((

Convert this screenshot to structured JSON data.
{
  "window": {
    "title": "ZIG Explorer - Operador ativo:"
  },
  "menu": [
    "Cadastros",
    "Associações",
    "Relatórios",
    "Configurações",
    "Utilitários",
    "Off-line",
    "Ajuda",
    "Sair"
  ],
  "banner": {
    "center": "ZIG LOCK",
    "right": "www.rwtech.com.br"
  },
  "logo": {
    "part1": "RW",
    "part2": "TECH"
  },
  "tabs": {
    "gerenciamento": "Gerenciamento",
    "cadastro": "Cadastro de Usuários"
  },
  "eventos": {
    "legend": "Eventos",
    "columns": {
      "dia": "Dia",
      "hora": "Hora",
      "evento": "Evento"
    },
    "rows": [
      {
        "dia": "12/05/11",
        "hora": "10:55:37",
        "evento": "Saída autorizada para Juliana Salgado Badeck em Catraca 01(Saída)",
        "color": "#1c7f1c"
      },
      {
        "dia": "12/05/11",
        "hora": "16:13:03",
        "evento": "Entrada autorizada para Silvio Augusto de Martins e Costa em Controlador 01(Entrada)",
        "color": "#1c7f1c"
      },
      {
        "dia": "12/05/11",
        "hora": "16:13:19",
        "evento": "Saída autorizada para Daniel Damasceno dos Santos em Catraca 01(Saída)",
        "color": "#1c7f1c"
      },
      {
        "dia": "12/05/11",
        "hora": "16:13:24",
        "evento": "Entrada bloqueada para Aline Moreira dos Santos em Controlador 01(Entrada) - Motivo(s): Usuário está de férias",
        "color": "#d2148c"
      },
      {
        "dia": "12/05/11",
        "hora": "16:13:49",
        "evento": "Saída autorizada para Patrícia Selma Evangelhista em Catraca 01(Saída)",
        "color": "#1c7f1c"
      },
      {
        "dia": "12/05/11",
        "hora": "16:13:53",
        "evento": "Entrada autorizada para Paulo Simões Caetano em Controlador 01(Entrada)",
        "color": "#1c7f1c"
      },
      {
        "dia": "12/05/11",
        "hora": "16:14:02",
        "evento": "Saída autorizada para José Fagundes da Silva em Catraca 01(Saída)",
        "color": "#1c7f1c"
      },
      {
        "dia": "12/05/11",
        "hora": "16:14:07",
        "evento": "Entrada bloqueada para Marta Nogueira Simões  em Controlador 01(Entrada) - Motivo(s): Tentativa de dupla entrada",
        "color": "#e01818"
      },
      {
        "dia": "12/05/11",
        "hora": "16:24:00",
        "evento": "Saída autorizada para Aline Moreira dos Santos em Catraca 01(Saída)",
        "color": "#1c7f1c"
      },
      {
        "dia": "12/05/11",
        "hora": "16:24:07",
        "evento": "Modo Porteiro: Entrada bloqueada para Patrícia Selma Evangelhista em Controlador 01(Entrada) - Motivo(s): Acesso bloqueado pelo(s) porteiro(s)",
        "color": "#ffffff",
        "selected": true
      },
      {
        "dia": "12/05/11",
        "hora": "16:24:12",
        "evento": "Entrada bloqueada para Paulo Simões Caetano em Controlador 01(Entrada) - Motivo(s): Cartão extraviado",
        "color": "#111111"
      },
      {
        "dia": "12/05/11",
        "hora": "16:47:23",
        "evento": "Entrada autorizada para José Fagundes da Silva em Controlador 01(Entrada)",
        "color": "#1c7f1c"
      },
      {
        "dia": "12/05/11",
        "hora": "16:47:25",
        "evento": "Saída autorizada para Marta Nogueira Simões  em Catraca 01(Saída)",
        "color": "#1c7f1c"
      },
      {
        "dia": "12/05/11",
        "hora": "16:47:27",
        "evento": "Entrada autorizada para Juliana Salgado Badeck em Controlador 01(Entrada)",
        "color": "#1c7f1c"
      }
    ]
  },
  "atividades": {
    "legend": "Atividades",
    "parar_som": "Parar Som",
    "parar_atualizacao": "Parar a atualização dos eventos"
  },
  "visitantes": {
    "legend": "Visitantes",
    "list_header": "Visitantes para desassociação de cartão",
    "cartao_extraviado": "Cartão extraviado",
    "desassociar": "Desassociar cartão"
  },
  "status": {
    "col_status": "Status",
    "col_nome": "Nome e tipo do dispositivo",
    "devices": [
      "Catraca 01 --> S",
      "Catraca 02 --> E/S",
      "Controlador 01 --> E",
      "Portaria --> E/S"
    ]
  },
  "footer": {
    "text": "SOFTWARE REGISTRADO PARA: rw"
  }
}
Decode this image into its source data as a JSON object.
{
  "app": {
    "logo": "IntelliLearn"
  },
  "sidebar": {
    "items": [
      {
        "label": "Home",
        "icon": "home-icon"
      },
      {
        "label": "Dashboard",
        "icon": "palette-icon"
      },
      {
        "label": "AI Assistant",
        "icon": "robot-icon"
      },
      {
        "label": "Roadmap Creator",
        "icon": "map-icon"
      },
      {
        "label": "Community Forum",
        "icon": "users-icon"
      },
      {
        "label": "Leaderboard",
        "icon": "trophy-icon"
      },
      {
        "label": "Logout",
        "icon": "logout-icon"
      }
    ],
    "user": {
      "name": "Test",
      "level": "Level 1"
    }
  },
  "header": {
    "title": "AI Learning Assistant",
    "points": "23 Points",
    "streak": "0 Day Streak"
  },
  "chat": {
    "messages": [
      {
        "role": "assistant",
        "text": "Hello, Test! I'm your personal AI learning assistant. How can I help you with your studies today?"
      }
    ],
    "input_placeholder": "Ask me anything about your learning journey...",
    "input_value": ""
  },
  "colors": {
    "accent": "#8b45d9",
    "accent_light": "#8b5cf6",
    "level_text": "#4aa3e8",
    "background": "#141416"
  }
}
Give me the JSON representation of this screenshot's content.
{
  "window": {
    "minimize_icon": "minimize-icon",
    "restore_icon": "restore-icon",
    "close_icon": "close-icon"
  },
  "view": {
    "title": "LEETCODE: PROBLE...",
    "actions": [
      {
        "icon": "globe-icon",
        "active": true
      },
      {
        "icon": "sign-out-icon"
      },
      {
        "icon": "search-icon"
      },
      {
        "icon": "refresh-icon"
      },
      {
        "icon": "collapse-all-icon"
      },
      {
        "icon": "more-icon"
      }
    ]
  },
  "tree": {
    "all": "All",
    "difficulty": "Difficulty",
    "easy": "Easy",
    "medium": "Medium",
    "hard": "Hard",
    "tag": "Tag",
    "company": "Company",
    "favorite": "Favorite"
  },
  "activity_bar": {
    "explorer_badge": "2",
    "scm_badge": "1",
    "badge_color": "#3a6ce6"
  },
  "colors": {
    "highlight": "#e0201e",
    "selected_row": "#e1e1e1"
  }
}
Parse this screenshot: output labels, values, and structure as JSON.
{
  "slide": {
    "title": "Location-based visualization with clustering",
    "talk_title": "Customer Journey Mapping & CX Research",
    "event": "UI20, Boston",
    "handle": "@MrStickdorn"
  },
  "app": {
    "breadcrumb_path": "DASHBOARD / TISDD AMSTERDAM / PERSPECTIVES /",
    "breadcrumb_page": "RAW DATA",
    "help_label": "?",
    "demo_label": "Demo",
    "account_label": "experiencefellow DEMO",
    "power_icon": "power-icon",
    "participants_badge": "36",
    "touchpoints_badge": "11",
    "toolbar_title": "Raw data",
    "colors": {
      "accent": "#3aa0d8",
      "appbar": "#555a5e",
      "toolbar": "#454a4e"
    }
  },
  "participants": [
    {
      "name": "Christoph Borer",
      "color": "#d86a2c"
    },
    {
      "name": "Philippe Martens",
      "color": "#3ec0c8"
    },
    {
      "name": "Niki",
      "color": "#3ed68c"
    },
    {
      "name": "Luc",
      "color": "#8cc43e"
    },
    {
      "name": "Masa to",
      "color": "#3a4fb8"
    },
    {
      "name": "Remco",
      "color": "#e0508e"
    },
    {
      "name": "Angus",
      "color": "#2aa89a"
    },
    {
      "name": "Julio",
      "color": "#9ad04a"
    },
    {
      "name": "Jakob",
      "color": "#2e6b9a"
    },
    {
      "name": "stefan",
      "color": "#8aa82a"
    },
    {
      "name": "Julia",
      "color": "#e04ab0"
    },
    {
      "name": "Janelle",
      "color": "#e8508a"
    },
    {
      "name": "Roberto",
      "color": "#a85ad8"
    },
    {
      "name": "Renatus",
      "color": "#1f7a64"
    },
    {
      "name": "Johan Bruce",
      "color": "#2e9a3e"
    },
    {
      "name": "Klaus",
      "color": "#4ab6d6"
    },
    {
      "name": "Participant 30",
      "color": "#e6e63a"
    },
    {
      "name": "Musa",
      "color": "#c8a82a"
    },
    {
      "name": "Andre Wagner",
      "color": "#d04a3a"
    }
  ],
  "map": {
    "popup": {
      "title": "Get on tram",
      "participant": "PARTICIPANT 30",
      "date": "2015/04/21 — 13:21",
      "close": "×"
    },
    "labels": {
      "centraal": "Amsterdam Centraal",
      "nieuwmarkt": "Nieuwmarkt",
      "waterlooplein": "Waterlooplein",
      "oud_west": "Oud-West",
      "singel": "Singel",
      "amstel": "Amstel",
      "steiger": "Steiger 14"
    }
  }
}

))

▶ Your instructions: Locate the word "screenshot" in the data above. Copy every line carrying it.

▶ Result of the exercise:
Convert this screenshot to structured JSON data.
Give me the JSON representation of this screenshot's content.
Parse this screenshot: output labels, values, and structure as JSON.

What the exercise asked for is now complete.